A core part of managing AI risks and trust lies in AI security. Like any technology, AI systems can have vulnerabilities that malicious actors may seek to exploit. For example, attackers could manipulate training data to introduce biases and flaws into AI decision-making. They could also steal sensitive data used to develop intelligent models. Physical AI systems such as robots could additionally be tampered with to operate in dangerous ways contrary to their intended function.

To mitigate such risks, organizations need to make AI security a priority from initial design through deployment and operation. Best practices would be along the likes of secure engineering, testing systems for vulnerabilities, monitoring systems once in production, controlling access to sensitive data and systems, and having plans to update systems when new threats emerge.
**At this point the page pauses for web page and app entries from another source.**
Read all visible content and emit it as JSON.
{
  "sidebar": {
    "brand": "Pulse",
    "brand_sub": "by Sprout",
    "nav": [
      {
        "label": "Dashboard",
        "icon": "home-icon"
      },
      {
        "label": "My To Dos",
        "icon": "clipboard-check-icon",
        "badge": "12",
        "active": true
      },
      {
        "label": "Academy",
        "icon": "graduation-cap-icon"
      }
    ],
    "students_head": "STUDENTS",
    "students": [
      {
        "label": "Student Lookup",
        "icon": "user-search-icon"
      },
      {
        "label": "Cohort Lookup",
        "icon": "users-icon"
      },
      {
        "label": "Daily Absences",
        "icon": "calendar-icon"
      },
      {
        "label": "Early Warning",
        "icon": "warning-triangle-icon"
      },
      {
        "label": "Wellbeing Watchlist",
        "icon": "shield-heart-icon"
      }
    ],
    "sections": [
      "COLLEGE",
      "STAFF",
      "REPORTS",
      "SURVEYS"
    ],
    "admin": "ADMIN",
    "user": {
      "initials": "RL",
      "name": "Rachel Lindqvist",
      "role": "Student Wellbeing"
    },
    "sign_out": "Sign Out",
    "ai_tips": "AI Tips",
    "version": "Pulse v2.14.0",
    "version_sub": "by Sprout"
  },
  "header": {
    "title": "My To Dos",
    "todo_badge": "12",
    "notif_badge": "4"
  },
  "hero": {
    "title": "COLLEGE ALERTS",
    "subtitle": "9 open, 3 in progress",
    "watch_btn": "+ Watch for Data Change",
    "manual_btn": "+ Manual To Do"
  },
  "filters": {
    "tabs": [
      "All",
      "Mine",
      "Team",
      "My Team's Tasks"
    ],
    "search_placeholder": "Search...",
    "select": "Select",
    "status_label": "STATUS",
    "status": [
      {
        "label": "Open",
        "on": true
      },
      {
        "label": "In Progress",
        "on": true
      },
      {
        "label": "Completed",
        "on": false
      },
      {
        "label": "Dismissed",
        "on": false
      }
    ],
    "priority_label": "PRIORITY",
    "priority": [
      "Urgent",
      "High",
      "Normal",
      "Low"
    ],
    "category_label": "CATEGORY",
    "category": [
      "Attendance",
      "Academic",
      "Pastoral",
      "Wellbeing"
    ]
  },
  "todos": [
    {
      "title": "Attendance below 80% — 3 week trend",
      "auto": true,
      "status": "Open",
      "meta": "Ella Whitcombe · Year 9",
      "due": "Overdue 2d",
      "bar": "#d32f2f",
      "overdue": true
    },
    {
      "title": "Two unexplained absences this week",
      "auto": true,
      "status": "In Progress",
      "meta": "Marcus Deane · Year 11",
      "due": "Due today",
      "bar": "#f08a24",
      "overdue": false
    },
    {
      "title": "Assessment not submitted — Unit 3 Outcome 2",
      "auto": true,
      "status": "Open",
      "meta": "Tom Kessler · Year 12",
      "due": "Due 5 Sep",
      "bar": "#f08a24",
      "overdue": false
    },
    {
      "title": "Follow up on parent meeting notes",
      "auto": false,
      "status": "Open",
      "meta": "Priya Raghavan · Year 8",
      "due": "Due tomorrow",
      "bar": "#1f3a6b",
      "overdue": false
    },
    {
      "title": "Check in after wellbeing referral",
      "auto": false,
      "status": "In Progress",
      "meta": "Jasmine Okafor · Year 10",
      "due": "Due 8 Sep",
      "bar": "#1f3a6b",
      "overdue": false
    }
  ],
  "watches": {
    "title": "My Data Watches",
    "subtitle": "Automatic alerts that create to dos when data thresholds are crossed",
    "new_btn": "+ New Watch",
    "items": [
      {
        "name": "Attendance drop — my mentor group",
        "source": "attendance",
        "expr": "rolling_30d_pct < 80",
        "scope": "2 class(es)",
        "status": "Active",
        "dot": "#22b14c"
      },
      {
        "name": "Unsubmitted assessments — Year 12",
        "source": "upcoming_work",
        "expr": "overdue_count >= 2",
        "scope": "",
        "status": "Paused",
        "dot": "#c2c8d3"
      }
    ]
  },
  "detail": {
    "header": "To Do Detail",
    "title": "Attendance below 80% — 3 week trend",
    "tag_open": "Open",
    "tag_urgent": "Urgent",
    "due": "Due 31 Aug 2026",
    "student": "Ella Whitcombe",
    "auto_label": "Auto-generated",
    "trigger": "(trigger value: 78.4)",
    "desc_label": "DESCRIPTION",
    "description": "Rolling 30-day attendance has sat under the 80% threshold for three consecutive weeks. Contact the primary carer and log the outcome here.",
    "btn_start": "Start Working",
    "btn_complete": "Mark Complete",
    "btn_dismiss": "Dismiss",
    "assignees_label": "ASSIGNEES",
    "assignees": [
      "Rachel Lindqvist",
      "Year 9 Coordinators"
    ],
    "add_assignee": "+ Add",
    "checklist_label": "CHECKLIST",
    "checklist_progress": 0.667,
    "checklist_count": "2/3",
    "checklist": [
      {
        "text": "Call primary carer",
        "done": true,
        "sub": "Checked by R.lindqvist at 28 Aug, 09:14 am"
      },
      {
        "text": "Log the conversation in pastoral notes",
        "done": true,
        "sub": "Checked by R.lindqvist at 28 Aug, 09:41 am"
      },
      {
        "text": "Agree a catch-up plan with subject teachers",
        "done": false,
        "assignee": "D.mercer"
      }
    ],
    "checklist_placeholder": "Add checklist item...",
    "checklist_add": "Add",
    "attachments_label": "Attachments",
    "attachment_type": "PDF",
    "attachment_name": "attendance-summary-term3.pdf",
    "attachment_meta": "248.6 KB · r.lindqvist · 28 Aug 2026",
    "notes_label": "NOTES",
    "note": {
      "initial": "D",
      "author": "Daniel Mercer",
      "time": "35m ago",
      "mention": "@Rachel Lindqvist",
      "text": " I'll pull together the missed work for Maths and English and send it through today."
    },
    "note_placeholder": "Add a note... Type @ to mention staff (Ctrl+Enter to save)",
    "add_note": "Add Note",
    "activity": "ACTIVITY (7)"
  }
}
Organizations also need to ensure they comply with relevant laws and regulations regarding AI risks.

Beyond security, managing societal-level risks from AI also involves ethics and governance. As AI is deployed in high-stakes domains like healthcare, transportation, finance and law enforcement, ethical risks like biased decisions, lack of transparency, and erosion of human accountability can undermine trust and acceptance. Organizations must therefore assess AI systems for alignment with ethical and cultural norms, be transparent in their AI practices, involve diverse stakeholders, and allow for human oversight and control.

At a broader level, public-private partnerships, government oversight bodies and regulations, voluntary industry standards, and initiatives to support the responsible development of AI will also play a vital role in fostering trust and managing emerging risks. The concepts of trustworthy AI and responsible AI encapsulate this multifaceted approach that combines security, ethics and sound governance of smart technologies.

Managing AI risks and trust is an immense challenge, but a necessary one to ensure these powerful technologies benefit humanity. With a robust, integrated approach across security, ethics and governance, smart tech systems can be developed responsibly, benefit people and society, and earn justified public confidence in this transformative technology.